Whether spring cleaners decide to toss it or save it may be determined by whether they tune into American Pickers or Hoarders, two reality TV shows that issue opposite edicts on excess accumulation.
I started with the History Channel’s American Pickers, a likable Iowan duo who cruise backroads in search of antiques buried in barns and basements. “What most people see as junk,” the host explains, “we see as dollar signs.”
When he scored a dusty old bike for $1,000, he squealed, “My pickin’ prayers have been answered.”
I got sucked right in. When the pickers discovered a Remington typewriter, I blurted out, “I’d like one of those!” It’s not as if I’m nostalgic; I’ve never used one. And what would I do with it? Set it beside my laptop? Display it in a turn-back-the-clock, just-for-show office?
Soon after I flipped to A&E’s Hoarders, which films packrats whose lives and piles of stuff are on the brink of collapse. There’s Shirley the cat collector who protests to the police, and Patty and Bill, who lost their kids to their unmanageable mess.
That sent me straight to my closet, armed with a 39-gallon garbage bag.
I knew it was time.
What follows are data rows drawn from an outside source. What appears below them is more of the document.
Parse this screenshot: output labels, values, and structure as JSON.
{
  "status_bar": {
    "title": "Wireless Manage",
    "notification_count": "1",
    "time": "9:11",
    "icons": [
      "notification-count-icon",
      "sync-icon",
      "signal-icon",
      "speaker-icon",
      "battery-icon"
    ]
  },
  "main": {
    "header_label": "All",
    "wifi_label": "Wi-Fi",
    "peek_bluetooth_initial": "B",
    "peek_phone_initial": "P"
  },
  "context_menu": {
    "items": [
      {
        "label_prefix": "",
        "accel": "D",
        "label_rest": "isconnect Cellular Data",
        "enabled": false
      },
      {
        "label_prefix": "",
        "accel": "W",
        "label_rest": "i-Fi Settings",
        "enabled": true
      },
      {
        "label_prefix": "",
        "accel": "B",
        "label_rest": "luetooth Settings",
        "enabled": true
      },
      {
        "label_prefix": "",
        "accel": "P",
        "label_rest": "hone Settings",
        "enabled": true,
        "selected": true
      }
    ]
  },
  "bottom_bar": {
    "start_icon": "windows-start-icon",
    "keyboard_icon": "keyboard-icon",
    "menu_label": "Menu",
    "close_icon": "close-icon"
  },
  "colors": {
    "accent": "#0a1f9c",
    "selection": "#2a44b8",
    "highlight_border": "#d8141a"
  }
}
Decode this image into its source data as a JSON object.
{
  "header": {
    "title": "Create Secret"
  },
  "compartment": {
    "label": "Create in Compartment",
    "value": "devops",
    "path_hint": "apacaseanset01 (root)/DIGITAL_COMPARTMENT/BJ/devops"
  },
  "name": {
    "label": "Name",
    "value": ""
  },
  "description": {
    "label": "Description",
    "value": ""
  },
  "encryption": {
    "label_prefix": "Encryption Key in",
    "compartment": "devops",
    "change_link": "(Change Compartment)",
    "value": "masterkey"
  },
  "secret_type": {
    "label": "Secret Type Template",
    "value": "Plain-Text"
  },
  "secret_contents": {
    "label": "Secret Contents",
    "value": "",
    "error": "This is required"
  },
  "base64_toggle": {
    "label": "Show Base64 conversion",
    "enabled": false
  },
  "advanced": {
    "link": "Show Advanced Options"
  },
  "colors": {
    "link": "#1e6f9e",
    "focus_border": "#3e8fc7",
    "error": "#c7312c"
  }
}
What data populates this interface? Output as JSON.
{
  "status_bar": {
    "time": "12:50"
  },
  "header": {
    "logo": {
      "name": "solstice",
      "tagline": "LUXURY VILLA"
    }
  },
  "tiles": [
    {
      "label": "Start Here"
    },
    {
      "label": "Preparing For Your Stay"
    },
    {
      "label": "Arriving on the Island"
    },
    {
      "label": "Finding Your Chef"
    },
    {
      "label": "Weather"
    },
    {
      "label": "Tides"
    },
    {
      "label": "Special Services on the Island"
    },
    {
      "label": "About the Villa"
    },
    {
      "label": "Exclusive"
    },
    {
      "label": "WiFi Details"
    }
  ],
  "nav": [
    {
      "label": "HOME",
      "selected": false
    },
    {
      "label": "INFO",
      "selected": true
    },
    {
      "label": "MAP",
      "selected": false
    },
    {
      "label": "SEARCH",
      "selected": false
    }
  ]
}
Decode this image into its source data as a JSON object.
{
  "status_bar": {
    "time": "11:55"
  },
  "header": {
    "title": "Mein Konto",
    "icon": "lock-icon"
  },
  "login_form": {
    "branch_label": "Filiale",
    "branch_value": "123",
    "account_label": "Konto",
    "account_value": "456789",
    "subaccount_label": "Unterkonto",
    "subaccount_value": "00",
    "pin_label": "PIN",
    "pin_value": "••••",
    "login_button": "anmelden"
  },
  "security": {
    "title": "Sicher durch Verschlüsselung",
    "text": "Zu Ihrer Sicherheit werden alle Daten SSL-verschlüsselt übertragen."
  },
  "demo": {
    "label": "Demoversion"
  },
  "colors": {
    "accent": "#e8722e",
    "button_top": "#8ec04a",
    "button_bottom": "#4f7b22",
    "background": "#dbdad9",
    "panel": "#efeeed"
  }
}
I removed my jewelry, pulled up my hair, and turned to the What Women Want soundtrack. It began with a trumpet blast and Sammy Davis Jr.’s warning, “When an irresistible force such as you meets an old immovable object like me you can bet just as sure as you live somethin’s gotta give.”
In my case many things gave: pleather belts, corduroy blazers, tweed skirts. Horizontal stripes, diagonal stripes, and vertical stripes. Tops that were juvenile and tops that were matronly. Pants that were too small and pants that were too big.
I was tickled by the empty hangers and sense of order that emerged.
That’s not to say I didn’t save a few sentimental items. The letter jacket I’ll never again wear in public. The black shirt I wore the day I got engaged. And the sparkly silver sweater I planned to wear the day I got engaged.
I like to make a distinction that I hope is a fair one: I’m not a hoarder, but I am a documenter. So I do save the kind of stuff that tends to collect dust beneath staircases. Movie ticket stubs. Birthday cards. Name badges from conferences and conventions. The kind of stuff that could go in a scrapbook – if I decided to take up scrapbooking one day.
I figure the Holy Father would understand. When he moved into the papal apartment, his collection of 20,000 books followed him. “For me it’s like being surrounded by friends, now that there are books on the shelf,” he said.
Toss or save?
It’s a crossroads many of us stand at this spring, as we prepare the house and soul for warmer weather and lighter accouterments.
To toss, in many ways, is to be relieved, to feel light and unfettered. But to save can mean being grounded, glued to tokens of a rich, well-lived life.
The Easter miracle illustrates both.
We are freed from the earthly shackles of sin, just as Jesus was unbound by the tomb. Yet we are fastened to that moment, so deeply rooted that we pick and press all the flowers that have blossomed from those seeds.
In Easter we celebrate history and novelty, responsibility and possibility.
Our closets may be full, but so are our hearts.
Christina Capecchi is a freelance writer from Inver Grove Heights, Minn. Contact her at www.readchristina.com.